Costumes varied across regions. In the Shetlands, Skekling costumes of straw would be worn that derived from both their Celtic and Norse heritage. Whereas in the Outer Hebrides, people would add sheepskins and skulls into the mix to spice up their autumn look. Even after the practice fell out of favour with adults, children would still be dressed up to prevent spirits from snatching them. This developed into costumed children going house to house collecting fruit and nuts for protection.

Mum’s the word

'Mumming' began in England in the early Middle Ages, with parallels across Ireland and Scotland remaining popular until around the 18th century. Townsfolk or ‘Mummers’ would perform short plays in the street, pubs or when going door-to-door. They marked important days throughout the year, but in October their plays and characters would personify old spirits demanding food and drink in return for good fortune for the coming winter.

Faces would be painted with soot or brick dust mixed with lard and they would don elaborate headgear, such as high hats with strips of fabric to further hide the face. The costumes would also be heavily layered with fabric or wallpaper strips. Sometimes characters such as St. George would appear in a white tunic marked with a cross, and jesters would simply don bright clothing, while any female roles would be deliberately grotesque and portrayed by men.

Masques at the ready

In the late Middle Ages, knocking for soul cakes, or ‘souling’, became popular during what was now the Christian celebration of Allhallowtide. People would either don a bright costume or dress like a beggar before singing under people’s windows.

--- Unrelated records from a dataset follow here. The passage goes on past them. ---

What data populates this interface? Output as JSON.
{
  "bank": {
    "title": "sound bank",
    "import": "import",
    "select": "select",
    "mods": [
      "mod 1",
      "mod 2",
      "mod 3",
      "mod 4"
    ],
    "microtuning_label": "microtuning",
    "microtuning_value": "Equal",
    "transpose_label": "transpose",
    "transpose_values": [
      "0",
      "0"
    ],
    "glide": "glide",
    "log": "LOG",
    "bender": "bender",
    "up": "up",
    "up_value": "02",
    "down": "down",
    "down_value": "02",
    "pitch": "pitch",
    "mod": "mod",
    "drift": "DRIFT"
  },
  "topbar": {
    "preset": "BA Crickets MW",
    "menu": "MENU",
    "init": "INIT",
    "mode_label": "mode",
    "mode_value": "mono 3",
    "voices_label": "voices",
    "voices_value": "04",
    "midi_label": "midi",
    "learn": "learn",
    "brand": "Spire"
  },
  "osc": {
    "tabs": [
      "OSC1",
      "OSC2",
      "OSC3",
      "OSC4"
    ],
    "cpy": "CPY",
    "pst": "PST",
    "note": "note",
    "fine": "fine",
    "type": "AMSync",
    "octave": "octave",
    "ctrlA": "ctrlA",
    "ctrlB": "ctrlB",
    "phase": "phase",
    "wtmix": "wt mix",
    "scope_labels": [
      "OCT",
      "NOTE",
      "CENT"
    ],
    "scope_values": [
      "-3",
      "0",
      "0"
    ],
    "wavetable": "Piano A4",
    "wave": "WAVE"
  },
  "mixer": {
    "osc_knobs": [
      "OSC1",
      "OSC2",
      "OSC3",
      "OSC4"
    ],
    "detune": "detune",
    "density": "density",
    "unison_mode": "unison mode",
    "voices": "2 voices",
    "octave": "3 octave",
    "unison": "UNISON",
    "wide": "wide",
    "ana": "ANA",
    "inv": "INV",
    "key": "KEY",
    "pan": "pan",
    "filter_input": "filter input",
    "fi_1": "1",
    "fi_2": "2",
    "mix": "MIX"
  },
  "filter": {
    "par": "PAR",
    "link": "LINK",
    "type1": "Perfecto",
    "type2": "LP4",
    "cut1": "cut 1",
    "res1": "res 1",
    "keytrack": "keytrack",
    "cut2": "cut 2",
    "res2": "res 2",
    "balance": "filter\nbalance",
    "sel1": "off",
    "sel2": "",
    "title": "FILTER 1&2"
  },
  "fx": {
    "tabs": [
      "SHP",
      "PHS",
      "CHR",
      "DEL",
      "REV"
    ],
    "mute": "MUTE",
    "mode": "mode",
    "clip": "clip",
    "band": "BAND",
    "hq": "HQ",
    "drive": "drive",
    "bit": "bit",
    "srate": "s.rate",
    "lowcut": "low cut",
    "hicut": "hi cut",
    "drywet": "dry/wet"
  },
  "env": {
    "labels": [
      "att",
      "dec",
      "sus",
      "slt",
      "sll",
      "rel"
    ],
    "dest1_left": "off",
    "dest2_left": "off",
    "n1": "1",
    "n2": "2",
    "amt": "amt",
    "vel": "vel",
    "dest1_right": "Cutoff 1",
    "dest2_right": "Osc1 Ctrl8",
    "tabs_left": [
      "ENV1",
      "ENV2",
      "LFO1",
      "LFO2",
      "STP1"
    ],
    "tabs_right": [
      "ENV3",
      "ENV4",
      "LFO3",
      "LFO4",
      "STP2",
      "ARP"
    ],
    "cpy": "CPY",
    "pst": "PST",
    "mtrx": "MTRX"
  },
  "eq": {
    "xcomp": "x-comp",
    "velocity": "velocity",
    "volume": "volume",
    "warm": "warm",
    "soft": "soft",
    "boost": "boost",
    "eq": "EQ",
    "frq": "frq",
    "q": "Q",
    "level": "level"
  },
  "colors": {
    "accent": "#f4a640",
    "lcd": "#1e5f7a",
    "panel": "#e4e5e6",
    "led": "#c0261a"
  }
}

Alongside this, throughout the 15th-17th centuries, people would throw debaucherous masquerades wherein an elegant mask was the only costume needed. There were also widespread court masques which would include professional performers in elaborate costumes, as well as village pageants of a more amateur status, which would both re-enact the Danse Macabre wherein attendees would dress as corpses from all walks of society.

Going Gothic

Given the strict social codes in place throughout the Victorian era it’s unsurprising that they domesticated Allhallowtide celebrations. Those involving liquor and sensuality were discouraged and by the end of the era, it was considered a children's celebration.

But the Victorians were obsessed with death and its rituals, so while it was popular, we got toffee apples and seances, and costumes took on a more Gothic nature. For adults, this would be the usual party attire or formal mourning dress made to appear more incognito by accessorising with gothic headdresses, witch hats, bat wings, makeup or devil horns.

Children would head out ‘souling’ in their homemade fabric or paper mâché masks. Devils, ghosts and witches were popular, but often they were simply a child's interpretation of a face. One Scottish author referred to them as ‘fause-faces’ (false faces) in 1890, but from the surviving black and white images they should be more accurately described as 'high-octane nightmare fuel'.

The trick-or-treat revolution

The Industrial Revolution had a huge effect on Halloween costumes. Homemade gave way to mass production and factories started to see a seasonal business opportunity.

As early as 1910, factories began producing paper masks and flag companies would use scrap fabric to make clown and jester costumes. In the 1930s, costumes based on characters from media, literature, and radio became more popular. Latex masks first rolled off production lines in the 1950s and remain a modern-day trick-or-treat staple.

With adults increasingly getting involved and the accessibility of spooky makeup tutorials making painted faces popular again, it would seem we’ve come full circle. Deer antlers anyone?

For more articles about the history and traditions of Halloween, check our dedicated Halloween hub.